76 Nevertheless, in the case of Ireland there was also a strong political movement at the same time as the literary revival, the aim of which for most people was Home Rule. Three Home Rule Bills would be introduced into the British House of Commons – in 1886, 1893 and 1912 – but only the last succeeded in being adopted. In Ireland the most vehement opponents of these bills were the Protestants in Ulster, descendants of the 1609 Plantation who were a majority there and believed that Home Rule would be but the ﬁrst step to an independent Catholic-dominated Ireland separate from the United Kingdom.
True, the Great Powers had the right under the Congress of Berlin to intervene individually but there was nothing about collective intervention. This merely exposed a further weakness. The political rivalry of the Great Powers would make it almost impossible to carry out action to enforce obligations. One of the most shameful evasions of obligations involved Romania. The 1866 Constitution laid down that only Christians could become citizens. One disadvantage of not being a citizen was that one could not own land.
Edward I of England may have conquered Wales in 1282 but the country remained only very loosely attached to England until the 1536 Act of Union passed by Henry VIII whose Tudor dynasty was Welsh. 51 One result of the Act was that English was declared the only ofﬁcial language. With a Welsh Tudor dynasty in London it was not surprising that the Welsh élite would, like that of the Scots three-quarters of a century later, take the high road to London. Nevertheless the Welsh language continued to ﬂourish, thanks to religion.
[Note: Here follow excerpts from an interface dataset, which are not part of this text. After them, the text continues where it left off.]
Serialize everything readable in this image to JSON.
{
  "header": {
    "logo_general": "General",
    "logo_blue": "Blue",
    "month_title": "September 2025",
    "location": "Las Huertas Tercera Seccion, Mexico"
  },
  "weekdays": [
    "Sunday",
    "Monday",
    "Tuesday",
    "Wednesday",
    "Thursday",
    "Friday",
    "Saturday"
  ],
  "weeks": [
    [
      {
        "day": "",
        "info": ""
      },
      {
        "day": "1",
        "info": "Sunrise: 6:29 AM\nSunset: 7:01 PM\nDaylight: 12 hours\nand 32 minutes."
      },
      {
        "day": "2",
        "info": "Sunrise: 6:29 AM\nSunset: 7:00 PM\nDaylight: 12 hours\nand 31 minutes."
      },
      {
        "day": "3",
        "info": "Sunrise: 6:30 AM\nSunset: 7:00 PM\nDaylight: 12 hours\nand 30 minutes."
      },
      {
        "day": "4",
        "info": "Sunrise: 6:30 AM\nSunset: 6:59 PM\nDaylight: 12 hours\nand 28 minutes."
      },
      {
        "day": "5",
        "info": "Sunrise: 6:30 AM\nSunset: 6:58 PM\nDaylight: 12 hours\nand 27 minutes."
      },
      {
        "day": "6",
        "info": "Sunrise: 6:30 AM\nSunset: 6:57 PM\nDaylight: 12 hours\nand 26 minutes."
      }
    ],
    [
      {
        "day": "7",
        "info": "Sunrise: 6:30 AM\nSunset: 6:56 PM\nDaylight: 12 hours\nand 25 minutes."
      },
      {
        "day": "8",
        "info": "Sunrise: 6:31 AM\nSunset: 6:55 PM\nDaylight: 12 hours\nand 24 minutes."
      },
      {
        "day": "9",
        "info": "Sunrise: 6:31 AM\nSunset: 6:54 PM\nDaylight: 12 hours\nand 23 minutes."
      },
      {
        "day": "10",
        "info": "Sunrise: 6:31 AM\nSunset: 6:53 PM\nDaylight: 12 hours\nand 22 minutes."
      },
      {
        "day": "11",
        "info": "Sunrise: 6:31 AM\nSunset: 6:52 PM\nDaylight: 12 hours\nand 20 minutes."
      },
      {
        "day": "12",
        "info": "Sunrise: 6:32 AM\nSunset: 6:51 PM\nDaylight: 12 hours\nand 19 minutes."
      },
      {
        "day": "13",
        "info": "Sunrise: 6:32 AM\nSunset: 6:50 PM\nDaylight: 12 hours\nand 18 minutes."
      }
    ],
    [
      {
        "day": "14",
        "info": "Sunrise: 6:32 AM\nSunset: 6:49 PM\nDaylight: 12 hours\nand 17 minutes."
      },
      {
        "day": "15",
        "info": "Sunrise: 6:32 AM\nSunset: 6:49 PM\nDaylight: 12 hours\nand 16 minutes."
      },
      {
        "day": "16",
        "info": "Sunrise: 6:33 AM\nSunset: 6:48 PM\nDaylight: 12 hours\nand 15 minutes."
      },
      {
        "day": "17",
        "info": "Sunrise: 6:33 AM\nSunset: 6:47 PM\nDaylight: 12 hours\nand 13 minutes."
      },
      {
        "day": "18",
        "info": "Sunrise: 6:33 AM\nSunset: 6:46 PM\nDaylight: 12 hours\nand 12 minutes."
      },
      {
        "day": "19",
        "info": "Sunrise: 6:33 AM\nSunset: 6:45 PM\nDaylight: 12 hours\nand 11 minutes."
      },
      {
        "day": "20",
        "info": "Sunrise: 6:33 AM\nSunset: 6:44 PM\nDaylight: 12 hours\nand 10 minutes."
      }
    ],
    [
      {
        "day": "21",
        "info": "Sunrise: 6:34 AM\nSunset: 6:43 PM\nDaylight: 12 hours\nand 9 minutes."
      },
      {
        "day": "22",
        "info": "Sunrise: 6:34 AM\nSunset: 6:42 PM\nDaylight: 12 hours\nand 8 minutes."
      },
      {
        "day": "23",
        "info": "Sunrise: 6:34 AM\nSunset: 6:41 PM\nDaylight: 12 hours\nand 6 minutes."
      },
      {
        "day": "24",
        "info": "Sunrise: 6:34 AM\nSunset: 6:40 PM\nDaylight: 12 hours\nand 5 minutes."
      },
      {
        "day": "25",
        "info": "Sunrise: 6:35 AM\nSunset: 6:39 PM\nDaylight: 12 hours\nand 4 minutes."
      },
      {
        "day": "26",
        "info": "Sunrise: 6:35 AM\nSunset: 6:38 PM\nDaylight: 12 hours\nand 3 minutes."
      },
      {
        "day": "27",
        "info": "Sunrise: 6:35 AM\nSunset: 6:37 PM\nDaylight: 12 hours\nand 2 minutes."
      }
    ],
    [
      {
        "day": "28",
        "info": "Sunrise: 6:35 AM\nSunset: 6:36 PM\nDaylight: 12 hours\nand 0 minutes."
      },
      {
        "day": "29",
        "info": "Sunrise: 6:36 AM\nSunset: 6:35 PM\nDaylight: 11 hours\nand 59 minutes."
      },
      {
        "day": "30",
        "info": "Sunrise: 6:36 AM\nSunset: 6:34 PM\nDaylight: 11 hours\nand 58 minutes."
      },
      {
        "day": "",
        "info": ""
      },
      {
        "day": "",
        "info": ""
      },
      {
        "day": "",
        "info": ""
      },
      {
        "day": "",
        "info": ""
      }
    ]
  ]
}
A History of the Protection of Regional Cultural Minorities in Europe: From the Edict of Nantes to the Present Day by Antony Alcock (auth.)